However, they will have lost their child purchasing power by 2.3%.
In other words, their £5000 was worth £4,885, when adjusted for inflation.
Now what was that about losing money?
WHY ARE MOTHERS RELUCTANT TO INVEST FOR OUR KIDS?
So much of parenting is risk management, so it’s hardly surprising that figures from Natwest show that 83 percent of parents have opted for what seems like the safest option for their JISA: cash.
But you have made it this far into this blog post, so you are already off to a cracking start.
DON’T ASSUME YOU HAVE TO BE LOADED TO INVEST
Don’t assume that you must be rolling in the dough to put aside money each month to invest, although many parents think the opposite: most women believe that they need thousands of pounds a month to dip their toe into the stock market, according to a poll by Boring Money, an investment website.
In fact, online investment firms such as Beanstalk doesn’t even require a with minimum monthly contribution for their Stocks and Shares JISA.
To make saving a habit, sometimes all it takes is changing when you save.

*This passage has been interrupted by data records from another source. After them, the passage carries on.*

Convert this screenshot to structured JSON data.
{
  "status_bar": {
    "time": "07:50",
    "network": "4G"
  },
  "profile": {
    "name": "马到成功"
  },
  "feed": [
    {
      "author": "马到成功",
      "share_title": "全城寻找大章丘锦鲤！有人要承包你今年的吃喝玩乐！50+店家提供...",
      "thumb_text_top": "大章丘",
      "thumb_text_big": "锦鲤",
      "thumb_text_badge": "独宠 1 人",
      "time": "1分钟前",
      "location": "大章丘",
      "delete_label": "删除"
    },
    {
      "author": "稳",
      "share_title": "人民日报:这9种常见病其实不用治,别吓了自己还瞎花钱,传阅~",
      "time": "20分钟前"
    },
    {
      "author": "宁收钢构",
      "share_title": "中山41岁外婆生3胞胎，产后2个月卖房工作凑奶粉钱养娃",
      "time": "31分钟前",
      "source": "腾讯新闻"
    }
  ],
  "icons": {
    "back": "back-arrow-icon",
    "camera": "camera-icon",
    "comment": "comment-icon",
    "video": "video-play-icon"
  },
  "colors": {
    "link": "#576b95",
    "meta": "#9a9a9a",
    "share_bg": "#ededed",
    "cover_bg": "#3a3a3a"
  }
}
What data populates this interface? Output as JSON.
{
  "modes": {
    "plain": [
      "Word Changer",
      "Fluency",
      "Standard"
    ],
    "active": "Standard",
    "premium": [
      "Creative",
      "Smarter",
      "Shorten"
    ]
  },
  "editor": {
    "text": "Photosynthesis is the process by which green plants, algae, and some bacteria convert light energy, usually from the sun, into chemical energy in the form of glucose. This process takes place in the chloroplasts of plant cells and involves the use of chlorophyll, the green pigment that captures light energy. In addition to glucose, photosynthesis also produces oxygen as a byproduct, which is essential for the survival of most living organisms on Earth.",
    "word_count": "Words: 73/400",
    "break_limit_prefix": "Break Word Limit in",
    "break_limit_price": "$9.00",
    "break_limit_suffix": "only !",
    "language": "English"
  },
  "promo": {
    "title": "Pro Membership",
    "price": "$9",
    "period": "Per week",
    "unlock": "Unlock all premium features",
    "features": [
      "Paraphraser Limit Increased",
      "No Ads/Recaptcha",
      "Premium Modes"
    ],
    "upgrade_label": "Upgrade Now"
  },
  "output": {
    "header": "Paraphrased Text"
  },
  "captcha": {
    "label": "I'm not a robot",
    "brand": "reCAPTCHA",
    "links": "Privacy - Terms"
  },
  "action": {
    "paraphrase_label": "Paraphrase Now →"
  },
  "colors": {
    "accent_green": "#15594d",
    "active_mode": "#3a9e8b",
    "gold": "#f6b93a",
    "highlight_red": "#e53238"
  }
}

Forget using the money left over at the end of the month to allocate to savings because, as a parent, you rarely have any left.
Instead, make saving a priority and set up a direct debit that leaves your account immediately after you get paid, making saving for your children one of your fixed expenses.
Alternatively, make saving easier by opting to round up your shopping to the nearest pound or paying in cashback.
Beanstalk is a Junior Isa manager that lets you add cash whenever you like and doesn’t require an upfront contribution or a regular commitment to open an account.
Fees are 0.5 per cent a year, plus annual fund fees of between 0.12 and 0.15 per cent.
HOW TO GET STARTED
Setting up a Jisa is easier than you might think.
First, choose an investment firm to suit your needs – and your appetite for interaction.
For beginners with smaller sums to invest, Hargreaves Lansdown is worth a look.
Admittedly, it can be one of more expensive firms with it’s own charges on top of the fees charged by the investment funds you choose – but its website is easy to use and provides practical information to help you get started. What’s more, it is well known for top-notch customer service.
Fidelity Personal Investing is also well suited to first-time investors as it offers comprehensive guidance and offers lower charges.
While Vanguard is even cheaper, but you must put in a minimum of £100 per month, which might put some first-timers off.
Once you register, sign up for a Junior Isa, a tax-free vehicle in which to hold your investments.
Anyone can pay into a junior Isa, up to a maximum of £9,000 in the 2021-22 tax year – there’s no personal income or capital gains tax to pay on any growth.
if you take the leap and dip your toe into the stock market, if it feels too stressful, you can swap the Jisa back into a cash account.
CHOOSING A FUND
Choosing which funds to choose can feel an overwhelming task – trust me, I know.
But I was lucky that one of my daughter’s godmothers works in investment and she helped me with the decision-making process.
But in case you don’t have an Emma to ask for help, and as you know, I’m not qualified to legally provide you with financial advice, Hargreaves Lansdown has a handy tool to help.
And the good thing is, if you take the leap and dip your toe into the stock market, if it feels too stressful, you can swap the Jisa back into a cash account.
A WORD OF WARNING
As with most things financial, there is always an element of risk involved and investments can go up as well as down.
What’s more, with a Junior Isa, once money is invested – whether in cash or stocks and shares – it belongs to the child: which means that you can’t get it back it, no matter how much your need the money.
What’s more, once your little darling turns 18, you will have no say how the funds set aside are spent.
While you might want it to go towards university fees, your child could well have other ideas.
After all, ask yourself what your teenage self would have done with a nice little lump sum?
My plan is to start laying the groundwork on this one early.Follow me on social media